NRA’s work exploring the use of video games and rehabilitation was highlighted earlier this year during an episode of the Australian TV video game review program, Good Game. As Senior Research Officer Dr Stuart Smith says, “Games are going to enable us to really radically transform the way that we deliver health services.” The full clip is embedded below.

Another popular game, Dance Dance Revolution, was modified for seniors in a bid to reduce the number of falls, injuries and fatal accidents suffered by older people. In a paper entitled “Electronic Games for Aged Care and Rehabilitation” (presented at eHealth Networking Applications and Services, Healthcom 2009) researchers described how patients using the dance mat were guided through a series of steps on a video screen with music in order to train them to regain or improve their balance.

Although both examples utilise fully developed games, I believe their use in non-game contexts is a good example of gamification. Hopefully other researchers will also see the potential for applying game elements within their own fields.

How Nike turned running into a game

Established in 2006 with a sneaker embedded sensor, Nike+ has grown to be one of the most recognised examples of gamification to date. With over 750 million miles covered so far, this community of runners has demonstrated how game mechanics can be used to turn a simple activity into a world-wide collaboration.

How it works

While running, the sensor communicates with an iPod Touch or Nano, recording relevant information. The device is then synced to the runner’s profile on the Nike+ website. The system utilizes many game features and mechanics. Runners can compete against themselves (personal best) or compete against others through leader boards, challenges and friendly trash talk. They can monitor and balance the increasing difficulty of their runs through moderated difficulty curves. All the while, runners monitor their progress against an overall goal of their choice (just like a quest) to be achieved through the completion of individual activities (missions).

Why its effective

There are three key lessons for designers who want to utilise game features or mechanics to enhance user experiences.

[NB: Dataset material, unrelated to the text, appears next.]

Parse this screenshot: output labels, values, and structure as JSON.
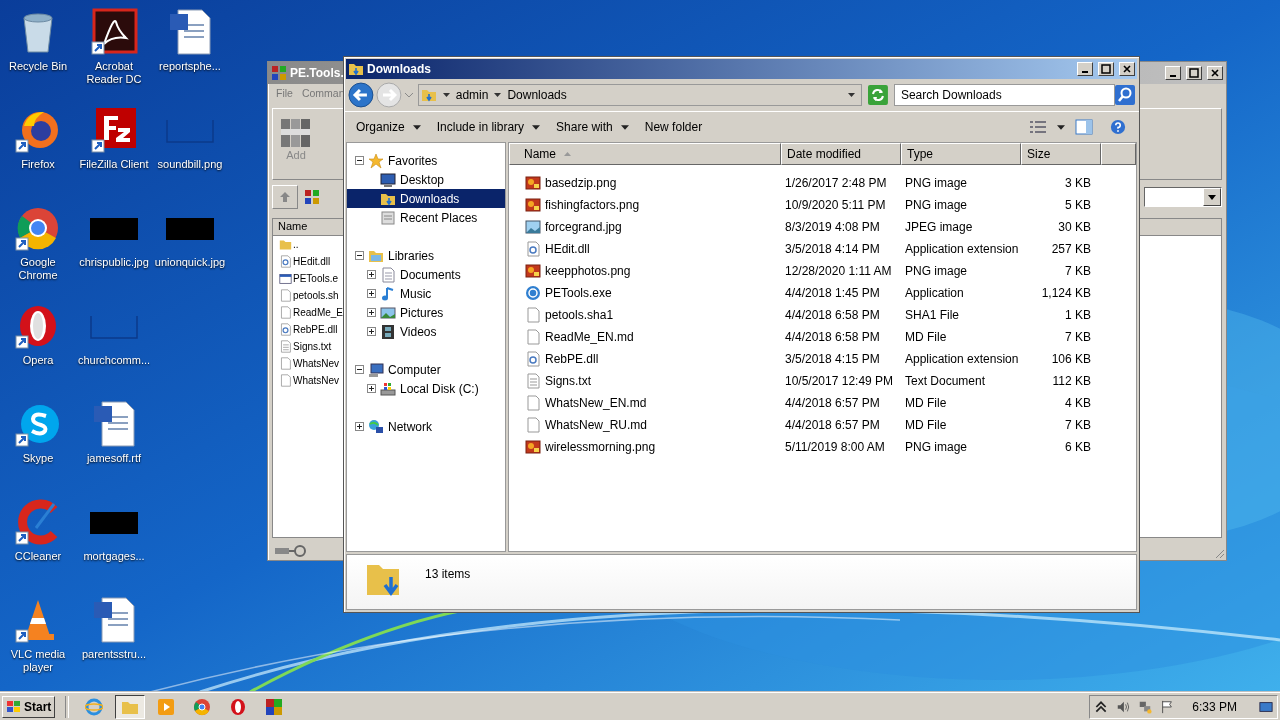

Understand your users. Nike+ knows what runners are like and what they want. Running is an ongoing activity and improvement can occur over a long period of time. Providing relevant real-time data helps runners to situate each individual run within an overall context of improvement. Moreover, Nike+ recognises that although users may be engaging in the same activity, they may be doing it for very different reasons. The types of goals offered include running more frequently, running further, running fast or burning more calories. Thus the same system can appeal to different kinds of users much like an RPG (role-playing game) can appeal to different players (merchants, warriors, politicians).

Ensure the activity is meaningful and context appropriate. Rather than just rewarding the user with points for every run, the system provides practical data: how far did they run, how fast, is that better than last time? Runners can track progress against their own self-prescribed goals, which have an intrinsic meaning to them rather than abstract badges that have no value outside the system. There’s no confusion here: running and its associated health benefits are the reward, not points.

Develop and engage your community. Nike+ has created a place (albeit virtual) where like-minded people can come together and share their experiences. Moreover this interaction can take place through competitive (leader boards and challenges) or collaborative (sharing information and encouragement) platforms. A runner may train alone but can still feel that they are part of something bigger.

Understanding users and the context in which they will interact with a service, process or product is essential when designing game-based interactions. It allows designers to create a much deeper sense of engagement and richer user experience than points and badges can ever achieve alone.